- [Assigned task]: Whenever a line contains the string "Daily", copy it out of the entries.

- [Supplied information]:
******

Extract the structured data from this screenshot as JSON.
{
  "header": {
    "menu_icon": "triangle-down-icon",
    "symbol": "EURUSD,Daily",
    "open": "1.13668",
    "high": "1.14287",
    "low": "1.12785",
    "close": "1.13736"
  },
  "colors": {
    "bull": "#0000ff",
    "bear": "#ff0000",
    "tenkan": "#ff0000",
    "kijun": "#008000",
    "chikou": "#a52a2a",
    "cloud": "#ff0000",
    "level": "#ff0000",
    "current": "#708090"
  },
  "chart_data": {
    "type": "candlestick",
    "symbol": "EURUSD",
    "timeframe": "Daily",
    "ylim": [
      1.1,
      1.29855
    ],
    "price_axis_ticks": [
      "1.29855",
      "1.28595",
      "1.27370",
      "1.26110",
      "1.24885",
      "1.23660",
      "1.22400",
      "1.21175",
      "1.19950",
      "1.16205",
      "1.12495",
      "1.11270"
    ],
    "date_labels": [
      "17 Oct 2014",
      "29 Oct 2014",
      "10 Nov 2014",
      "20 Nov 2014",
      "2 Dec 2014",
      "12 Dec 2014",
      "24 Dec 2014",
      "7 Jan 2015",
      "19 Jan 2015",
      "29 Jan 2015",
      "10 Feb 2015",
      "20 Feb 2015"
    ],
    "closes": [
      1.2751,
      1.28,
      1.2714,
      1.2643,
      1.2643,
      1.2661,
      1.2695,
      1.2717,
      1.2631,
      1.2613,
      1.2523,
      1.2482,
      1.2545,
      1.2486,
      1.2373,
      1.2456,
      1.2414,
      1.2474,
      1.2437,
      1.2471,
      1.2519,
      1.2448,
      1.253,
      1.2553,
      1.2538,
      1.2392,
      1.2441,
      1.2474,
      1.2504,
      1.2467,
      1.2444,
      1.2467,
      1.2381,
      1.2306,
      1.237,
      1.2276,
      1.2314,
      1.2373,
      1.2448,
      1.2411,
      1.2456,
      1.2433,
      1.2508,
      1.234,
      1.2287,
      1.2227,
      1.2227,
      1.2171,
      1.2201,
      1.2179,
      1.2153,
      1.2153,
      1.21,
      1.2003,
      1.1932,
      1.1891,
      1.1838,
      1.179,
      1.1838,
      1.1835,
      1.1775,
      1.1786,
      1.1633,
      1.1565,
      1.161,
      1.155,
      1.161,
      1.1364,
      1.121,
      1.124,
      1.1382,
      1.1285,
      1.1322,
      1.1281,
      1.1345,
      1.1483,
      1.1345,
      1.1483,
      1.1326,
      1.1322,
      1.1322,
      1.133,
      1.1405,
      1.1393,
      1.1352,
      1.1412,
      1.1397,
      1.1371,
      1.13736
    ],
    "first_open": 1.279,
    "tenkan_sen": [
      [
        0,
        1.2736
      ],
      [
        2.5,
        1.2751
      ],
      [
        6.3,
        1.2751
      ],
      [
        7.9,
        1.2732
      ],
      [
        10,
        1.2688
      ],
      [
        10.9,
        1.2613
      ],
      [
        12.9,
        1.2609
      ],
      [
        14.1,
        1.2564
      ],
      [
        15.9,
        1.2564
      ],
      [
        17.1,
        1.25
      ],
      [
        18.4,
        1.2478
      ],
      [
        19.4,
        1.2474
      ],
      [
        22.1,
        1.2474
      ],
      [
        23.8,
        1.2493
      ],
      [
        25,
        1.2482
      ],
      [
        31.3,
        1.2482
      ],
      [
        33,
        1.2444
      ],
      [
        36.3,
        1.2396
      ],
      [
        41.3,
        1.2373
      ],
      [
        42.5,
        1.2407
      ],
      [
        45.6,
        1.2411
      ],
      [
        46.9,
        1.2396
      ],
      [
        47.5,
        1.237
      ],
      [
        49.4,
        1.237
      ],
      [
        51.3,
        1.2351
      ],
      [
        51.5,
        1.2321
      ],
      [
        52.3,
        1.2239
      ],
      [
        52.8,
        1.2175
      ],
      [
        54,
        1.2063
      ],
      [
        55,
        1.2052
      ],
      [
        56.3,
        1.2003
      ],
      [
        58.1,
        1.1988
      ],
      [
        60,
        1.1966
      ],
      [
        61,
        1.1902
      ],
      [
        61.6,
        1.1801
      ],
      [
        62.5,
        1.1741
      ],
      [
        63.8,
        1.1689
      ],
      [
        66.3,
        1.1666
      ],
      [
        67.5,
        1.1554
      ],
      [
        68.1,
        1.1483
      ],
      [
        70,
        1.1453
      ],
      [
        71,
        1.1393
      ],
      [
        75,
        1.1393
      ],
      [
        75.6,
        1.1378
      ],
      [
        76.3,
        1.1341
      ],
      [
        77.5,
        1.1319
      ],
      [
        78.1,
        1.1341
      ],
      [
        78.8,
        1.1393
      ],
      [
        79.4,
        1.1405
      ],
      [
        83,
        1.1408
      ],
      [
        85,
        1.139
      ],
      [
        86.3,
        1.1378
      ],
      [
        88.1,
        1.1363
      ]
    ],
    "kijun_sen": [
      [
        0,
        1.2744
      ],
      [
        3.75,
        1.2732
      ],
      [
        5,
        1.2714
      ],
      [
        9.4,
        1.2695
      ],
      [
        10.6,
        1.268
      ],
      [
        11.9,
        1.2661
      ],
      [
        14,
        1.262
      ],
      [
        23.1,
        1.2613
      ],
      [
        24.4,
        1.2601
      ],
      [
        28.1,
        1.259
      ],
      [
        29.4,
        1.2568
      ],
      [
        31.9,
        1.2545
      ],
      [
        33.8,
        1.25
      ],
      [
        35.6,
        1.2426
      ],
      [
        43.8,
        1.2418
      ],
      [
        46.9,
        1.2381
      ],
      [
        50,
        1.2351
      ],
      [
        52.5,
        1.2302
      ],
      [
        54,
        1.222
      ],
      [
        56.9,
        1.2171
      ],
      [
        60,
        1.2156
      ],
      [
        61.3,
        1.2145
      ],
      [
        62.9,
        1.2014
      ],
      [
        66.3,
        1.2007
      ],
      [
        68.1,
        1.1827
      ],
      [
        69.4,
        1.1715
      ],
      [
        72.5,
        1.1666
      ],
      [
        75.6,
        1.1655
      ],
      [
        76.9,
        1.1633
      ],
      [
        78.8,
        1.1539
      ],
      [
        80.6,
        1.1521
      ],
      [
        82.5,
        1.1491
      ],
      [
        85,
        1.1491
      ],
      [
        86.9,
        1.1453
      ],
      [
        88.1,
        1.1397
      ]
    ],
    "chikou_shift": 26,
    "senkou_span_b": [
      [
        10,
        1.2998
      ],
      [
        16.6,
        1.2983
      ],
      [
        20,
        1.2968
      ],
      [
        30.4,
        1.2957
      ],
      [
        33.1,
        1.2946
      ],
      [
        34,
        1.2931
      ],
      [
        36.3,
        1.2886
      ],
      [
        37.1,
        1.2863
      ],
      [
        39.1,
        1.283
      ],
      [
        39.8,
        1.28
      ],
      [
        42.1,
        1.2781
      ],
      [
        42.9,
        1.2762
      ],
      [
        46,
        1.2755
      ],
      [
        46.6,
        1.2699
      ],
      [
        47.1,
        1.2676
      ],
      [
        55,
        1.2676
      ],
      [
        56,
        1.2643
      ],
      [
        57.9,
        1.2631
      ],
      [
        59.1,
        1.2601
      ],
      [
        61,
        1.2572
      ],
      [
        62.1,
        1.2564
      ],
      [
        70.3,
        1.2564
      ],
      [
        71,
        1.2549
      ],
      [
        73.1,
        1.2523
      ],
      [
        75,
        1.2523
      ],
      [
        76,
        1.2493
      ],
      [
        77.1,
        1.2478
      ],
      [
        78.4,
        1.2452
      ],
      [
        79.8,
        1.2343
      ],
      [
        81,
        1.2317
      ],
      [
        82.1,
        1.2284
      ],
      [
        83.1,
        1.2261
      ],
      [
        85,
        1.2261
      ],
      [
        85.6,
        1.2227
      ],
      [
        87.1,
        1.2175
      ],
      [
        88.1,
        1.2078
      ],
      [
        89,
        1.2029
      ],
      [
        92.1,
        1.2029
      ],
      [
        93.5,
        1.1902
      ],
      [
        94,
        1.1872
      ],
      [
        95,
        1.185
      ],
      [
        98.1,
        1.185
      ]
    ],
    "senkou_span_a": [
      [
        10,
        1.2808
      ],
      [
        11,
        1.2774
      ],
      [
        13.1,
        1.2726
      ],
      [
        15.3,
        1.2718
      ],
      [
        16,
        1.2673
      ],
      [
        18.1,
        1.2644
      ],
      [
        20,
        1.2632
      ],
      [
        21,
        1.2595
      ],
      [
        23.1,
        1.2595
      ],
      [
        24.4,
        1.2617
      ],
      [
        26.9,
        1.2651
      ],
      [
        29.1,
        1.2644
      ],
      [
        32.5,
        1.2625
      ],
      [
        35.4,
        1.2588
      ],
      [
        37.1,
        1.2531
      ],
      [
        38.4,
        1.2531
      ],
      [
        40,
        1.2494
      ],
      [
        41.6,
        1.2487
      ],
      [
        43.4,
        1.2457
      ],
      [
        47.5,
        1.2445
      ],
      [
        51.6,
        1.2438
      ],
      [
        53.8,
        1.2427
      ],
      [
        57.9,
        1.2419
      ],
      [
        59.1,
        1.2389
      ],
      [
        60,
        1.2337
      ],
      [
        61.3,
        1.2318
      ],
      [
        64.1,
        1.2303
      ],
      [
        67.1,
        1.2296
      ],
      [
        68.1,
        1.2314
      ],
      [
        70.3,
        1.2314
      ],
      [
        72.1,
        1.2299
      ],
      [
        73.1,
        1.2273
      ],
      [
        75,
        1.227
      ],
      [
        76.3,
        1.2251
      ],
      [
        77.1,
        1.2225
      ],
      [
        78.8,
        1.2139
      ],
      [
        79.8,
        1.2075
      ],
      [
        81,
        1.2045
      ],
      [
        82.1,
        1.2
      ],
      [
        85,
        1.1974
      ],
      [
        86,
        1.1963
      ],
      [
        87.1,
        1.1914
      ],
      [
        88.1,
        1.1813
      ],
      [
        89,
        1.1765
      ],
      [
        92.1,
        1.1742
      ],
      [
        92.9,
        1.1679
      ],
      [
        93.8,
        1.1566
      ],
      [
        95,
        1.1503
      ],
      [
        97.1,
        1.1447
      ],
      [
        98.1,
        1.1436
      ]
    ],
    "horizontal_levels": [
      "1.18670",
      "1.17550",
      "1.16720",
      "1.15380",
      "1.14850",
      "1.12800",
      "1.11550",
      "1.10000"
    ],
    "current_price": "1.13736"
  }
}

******

- [Finished exercise]:
    "symbol": "EURUSD,Daily",
    "timeframe": "Daily",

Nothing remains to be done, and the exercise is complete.